This year marks the 50th anniversary of Richard Lester’s A Hard Day’s Night (1964), the movie that both cemented Beatlemania and served — and still serves — as the most persuasive chronicle of that phenomenon. The first time I saw A Hard Day’s Night, I was 9 years old. It may be hard to believe now, but the kids in the theater screamed just as if they were at a concert every time the Beatles sang. The theater I saw it in — the State Theater in Lake Wales, Florida — has since been divided into a Jehovah’s Witness Kingdom Hall and the Young Republicans Club. Fortunately, time has been far kinder to the movie than to the more concrete pieces of my childhood. The film feels as fresh and inventive today as it did in 1964. It has become something more, as well: a document of an era.
The irony here is that A Hard Day’s Night is often incorrectly described as a documentary, which is the one thing it never was and was never intended to be — considering its carefully crafted screenplay by the highly regarded Welsh writer, Alun Owen. Yet time has made the film the ultimate documentary on the myth that was the Beatles and the phenomenon that was Beatlemania (the film’s actual shooting title). A Hard Day’s Night’s plot can be summed up in one sentence: The Beatles go to the south of England to appear on a TV special. Within that deceptively simple plot, however, director Lester and those four lads from Liverpool created something unique.

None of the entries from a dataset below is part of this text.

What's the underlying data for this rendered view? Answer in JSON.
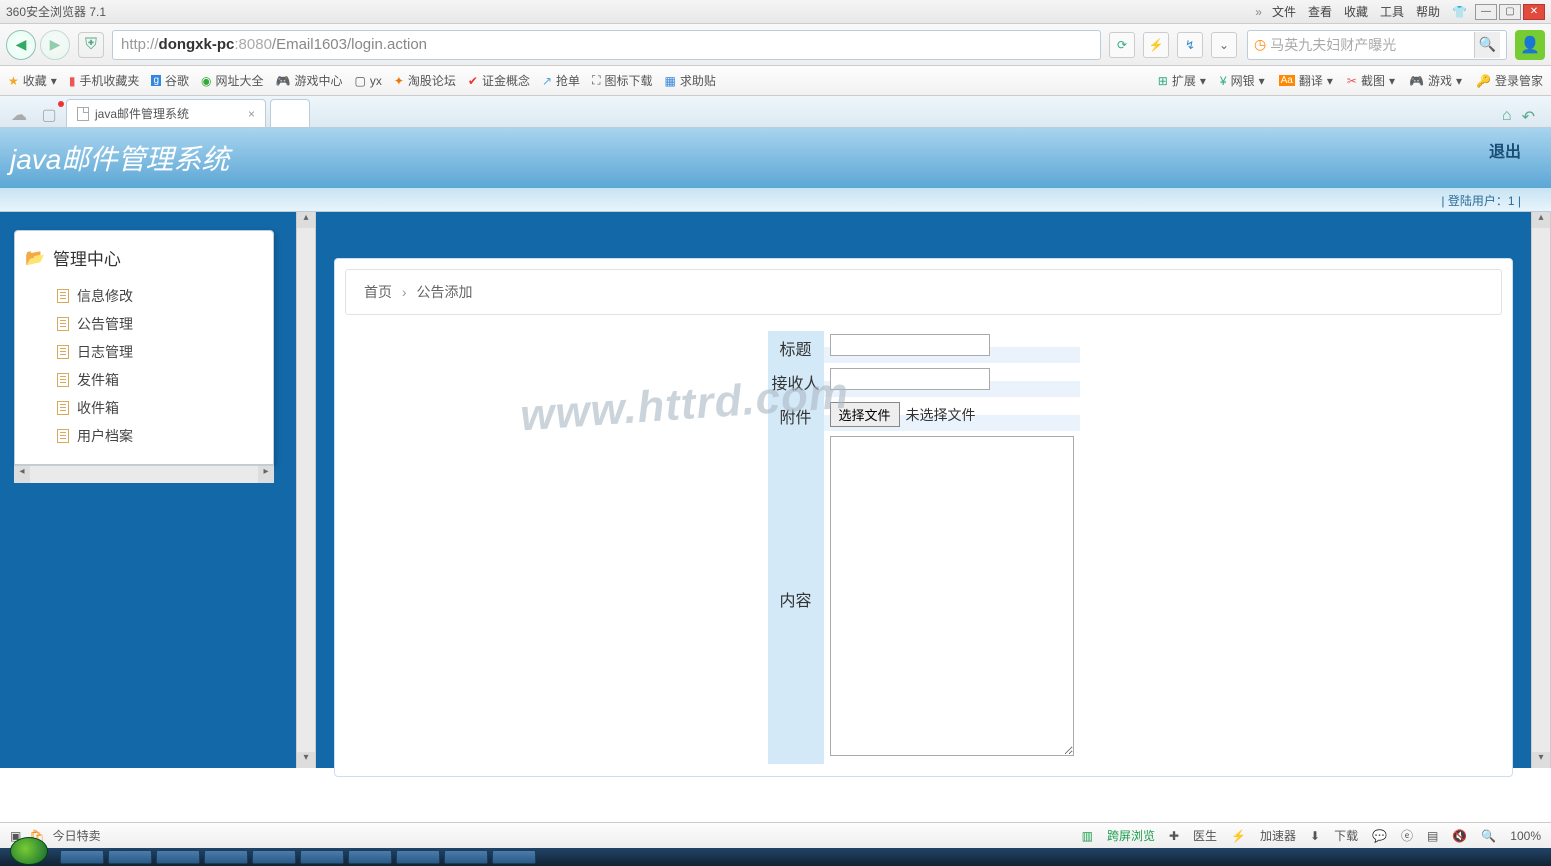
{
  "browser": {
    "title": "360安全浏览器 7.1",
    "menus": [
      "文件",
      "查看",
      "收藏",
      "工具",
      "帮助"
    ],
    "url_proto": "http://",
    "url_host": "dongxk-pc",
    "url_port": ":8080",
    "url_path": "/Email1603/login.action",
    "search_placeholder": "马英九夫妇财产曝光"
  },
  "bookmarks": {
    "fav_label": "收藏",
    "items": [
      "手机收藏夹",
      "谷歌",
      "网址大全",
      "游戏中心",
      "yx",
      "淘股论坛",
      "证金概念",
      "抢单",
      "图标下载",
      "求助贴"
    ],
    "right_items": [
      "扩展",
      "网银",
      "翻译",
      "截图",
      "游戏",
      "登录管家"
    ]
  },
  "tab": {
    "title": "java邮件管理系统"
  },
  "app": {
    "banner_title": "java邮件管理系统",
    "logout": "退出",
    "user_line": "| 登陆用户：1 |"
  },
  "sidebar": {
    "title": "管理中心",
    "items": [
      "信息修改",
      "公告管理",
      "日志管理",
      "发件箱",
      "收件箱",
      "用户档案"
    ]
  },
  "breadcrumb": {
    "home": "首页",
    "current": "公告添加"
  },
  "form": {
    "title_label": "标题",
    "receiver_label": "接收人",
    "attach_label": "附件",
    "file_button": "选择文件",
    "file_status": "未选择文件",
    "content_label": "内容"
  },
  "watermark": "www.httrd.com",
  "statusbar": {
    "left": "今日特卖",
    "items": [
      "跨屏浏览",
      "医生",
      "加速器",
      "下载"
    ],
    "zoom": "100%"
  }
}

A Hard Day’s Night not only defined and refined the public image of the Beatles, it established the basic style of 1960s filmmaking (it can, in fact, be called the birth of modern film) and caused the movie-going world to completely rethink the term, “a British picture.”
With very few exceptions at the time, a British pedigree on a film was box-office poison. After A Hard Day’s Night, the moniker actually became desirable. The British Invasion in film — like the British Invasion in music that parallels it — succeeded in capturing the social and aesthetic imagination of a generation, not in the least because it was such a breath of cheeky fresh air. The slightly rude, yet playful, sense of freedom that marked A Hard Day’s Night was a magnificent antidote to the well-crafted dullness of the 1950s and early-1960s films that had preceded it. As conceived, the film was nothing more than a vehicle to exploit the popularity of the Beatles as quickly and as cheaply as possible. After all, no one — not even the Beatles (Ringo wanted to make enough money to open a beauty parlor) — had any idea that they were anything but a Nine Day Wonder perched on the edge of that ninth day. But as Philip Norman noted in his book on the Beatles (Shout!), their popularity “fed on its own freakishness” — which isn’t hard to understand, because it offered a cheerfully mad sense of rebellion without the tiresome cynicism of the Angry Young Man school of thought.
In creating the picture of what it meant to be a Beatle — to feel trapped and moved about by forces over which one had no control and to want to break free of that feeling — A Hard Day’s Night hit a nerve with younger viewers. It offered an accessible identification in a way that earlier youth films never hit on — a sense of humor in the face of helplessness and the feeling that beliefs, personality and individuality could only be killed by authority if so allowed. In other words, authority reduced to absurdity is less threatening and more comprehensible. A few of the movie’s gags may not play today (not many modern viewers are apt to realize that the shirts George dismisses as “grotty” are Dave Clark Five apparel), but the film’s attitude, mood and depiction of the sheer joyfulness of youth are undiminished.
While it’s both reasonable and easy to lay all the claims to greatness at Richard Lester’s feet, it should be noted that much of what he did was inspired by French New Wave Cinema — but with his own comedic spin on it. For that matter, Lester had employed many of the same stylistic flourishes — jump cuts, stylized action, silent film comedy — with his 1962 film It’s Trad, Dad (US title: Ring-a-Ding Rhythm), but it failed to find much of a market, especially in the US where names like Helen Shapiro and John Leyton had little clout. What sets A Hard Day’s Night apart is, of course, the presence of The Beatles. With them, everything changed. And the mix of them with 32-year-old Lester gave the world something it had never seen — a film for the “youth market” that actually felt like it was made by young people rather than 50-year-old studio executives deciding what young people “should” like. (See any Beach Party, Elvis or 1950’s rock ‘n’ roll movie and you’ll know what I mean.)
It’s sobering to realize that the film is now 50 years old. If you saw the film when it was new, see it again and live it over. If you’ve never seen it, see it and perhaps come to understand what that heady era was like. Or see it for no other reason than the fact that it’s all too rare you can spend 87 minutes smiling and feeling positive about life.
The Asheville Film Society will screen A Hard Day’s Night Tuesday, April 29, at 8 p.m. in Theater Six at The Carolina Asheville and will be hosted by Xpress movie critics Ken Hanke and Justin Souther.